As I made my way back home, I kept trying to convince myself about my dubious plan to set foot in a church for a new year’s meal when I’d never even been there before to recite something as simple as the Lord’s Prayer.

“You can leave. You don’t have to stay if you feel weird or bored,” said the voice in my head. “Just check it out.”

I envisioned opening the church hall door to 37 lesbians and 17 other middle aged women between the ages of 47 and 85 because with that choice of movie, they couldn’t possibly be expecting any men, could they? Maybe that had been the plan all along.

Before leaving for Hermann’s earlier, I’d prepared some green curried chicken with rice, just in case. For the potluck. I’d tested it out for lunch, and chuckled to myself thinking about the spiciness,  imagining some unsuspecting, hangry old dear digging into my green curry contribution and choking on the chicken which would be a lot spicier, I imaged, than the typical fare offered up at United Church buffets.

I began having the kind of doubts that can waylay the best of intentions.

By the time I came home, I unlaced my new boots, lied to myself about going out again, threw the green curry in the oven to reheat, punched in 350 degrees, and proceeded to watch a wonderful documentary on Janis Joplin instead.

I admire her for being ahead of her time, for being so who she was in spite of the grief it caused her. I could relate to that, to a much lesser degree.

And before I knew it, it was time to count down to the last 35 seconds of 2017. I chimed in with the voice of Knowledge Network before raising my mug of mint-lime tea, even though I had a small bottle of Henkell Trocken in the fridge.

And here’s the thing: I was happier than anyone should ever be just for managing to stay up until midnight on new year’s eve.

Meditation on a suburban concert

She went to a concert last night.

The older man carried the evening through clarinet, alto sax, and the sweet precision of the notes from his flute.

The piano player banged the keyboard, added trills like too many adjectives in a poem, and betrayed the musicality of all but a few pieces.

The bass player seemed afraid of the audience.
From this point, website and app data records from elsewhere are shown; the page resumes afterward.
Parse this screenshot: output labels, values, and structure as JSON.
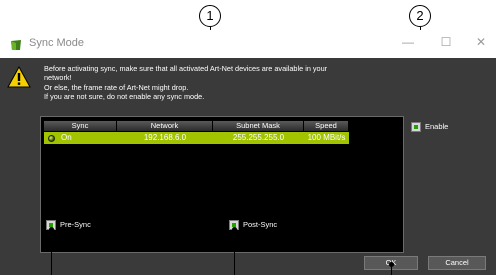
{
  "markers": [
    "1",
    "2"
  ],
  "window": {
    "title": "Sync Mode",
    "icon": "sync-mode-app-icon",
    "minimize": "—",
    "maximize": "☐",
    "close": "✕"
  },
  "warning": {
    "icon": "warning-icon",
    "lines": [
      "Before activating sync, make sure that all activated Art-Net devices are available in your",
      "network!",
      "Or else, the frame rate of Art-Net might drop.",
      "If you are not sure, do not enable any sync mode."
    ]
  },
  "table": {
    "headers": [
      "Sync",
      "Network",
      "Subnet Mask",
      "Speed"
    ],
    "rows": [
      {
        "sync": "On",
        "network": "192.168.6.0",
        "subnet": "255.255.255.0",
        "speed": "100 MBit/s"
      }
    ]
  },
  "options": {
    "enable": "Enable",
    "pre_sync": "Pre-Sync",
    "post_sync": "Post-Sync"
  },
  "buttons": {
    "ok": "OK",
    "cancel": "Cancel"
  },
  "colors": {
    "dialog_bg": "#3a3a3a",
    "row_selected": "#a1c300",
    "checkbox_mark": "#25a000"
  }
}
There was a furry-haired little boy whose enthusiasm could not be contained by his exasperated parents and she wondered why they didn’t just give in, appreciate, not stifle, his joy.

The older woman beside her hummed along, slapping at her left thigh,

keeping time to the Woman from Ipanema and Autumn Leaves.

Behind her, the shaggy-haired eight or nine-year old unwrapped his candy, the one his mother must have slipped him, as if he was slowly peeling a Band-Aid off a bad cut.

In spite of all that,

thanks to her meditation classes,

she managed to incorporate every sound, welcome it all,

accept what was,

breathing in, breathing out.

She closed her eyes and let it swirl,

the organized melodies from the stage,

the messy soundscape all around and even

the small win for what she deemed her own emotional progress.